SPX Spotlight: Freewheel Volume 1 by Liz Baillie

This is part of Panel Patter's SPX Spotlight, a series of reviews of work from creators or publishers who will be attending SPX in 2011 leading up to the show on September 10th and 11th, 2011!

Freewheel, Volume One
Written and Illustrated by Liz Baillie
Punchbuggy Press

Foster kid Jamie Bell wakes up to find her brother Jack missing. She lights out for his potential destination of Ithaca, NY, but is stopped by a scout, Fingerfoot, who takes the hungry, tired girl to "the nest," where she encounters a band of friendly transients. Bedecked in fashionably tattered clothing, and using whimsical technology such as Dixie cup walkie-talkies, the hobos live a life that's both strangely idyllic, yet endangered, both by the cops and from the magical forces at work in the forest. The hobos are resourceful and helpful, and they might be able to get Jamie to Ithaca... if she can complete three quests in order to see the enigmatic Contessa.
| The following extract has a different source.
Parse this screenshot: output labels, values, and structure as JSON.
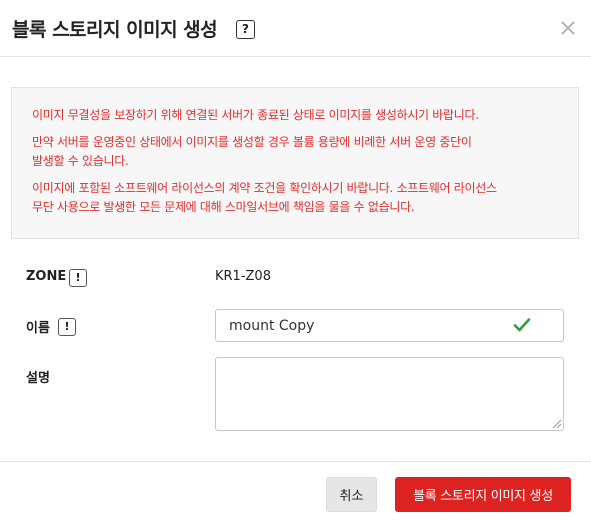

While the reality of hobo life is decidedly grimmer, Baillie's vision of a hobo camp as a safe, magical refuge from the vagaries of life is a far more fanciful one. With a unique art style characterized by unusual panel structure, Freewheel is a delightful tale of a journey that starts out ordinary but morphs into anything but. Fans of hobo-centric humor such as Adam Koford's Hobotopia and the stylings of John Hodgman will find this right up their alley. And although not an all-ages book specifically, I think this would also make a good read for children ages eight and up, due to its young protagonist and gentle humor.

The story ends very much on a cliffhanger, but even within these first five chapters there are hints of character progression. Motherless Jamie finds a caregiver in the nest's den mother, Little Jackie, and a semi-father figure in Fingerfoot. She's shown to be more worldly than the nest children, having braved a notorious cavern to gather mushrooms necessary (in a roundabout way) for her visit with the Contessa. She is by no means a passive participant in adventures, but a resourceful actor who never forgets her goal: to be reunited with her brother Jack.

The art is somewhat reminiscent of Nate Powell, in particular the use of unusual panel structure and lettering. For instance, in the scene where Jamie talks about her parents, the lettering winds around circular panels illustrating snapshots of Jamie's early childhood, conceptualizing memory in a way linear panels just wouldn't. Baillie's art has definitely progressed from the more primitive work in her long-running mini-comic My Brain Hurts, and I'm excited to see where she goes next.

You can read Freewheel in its entirety at Baillie's site. Unfortunately, the series is currently on hiatus while she works on another project, but there's still plenty here to enjoy.  Or you can pick it up at SPX!  If you can't make the show, Baillie's store is here.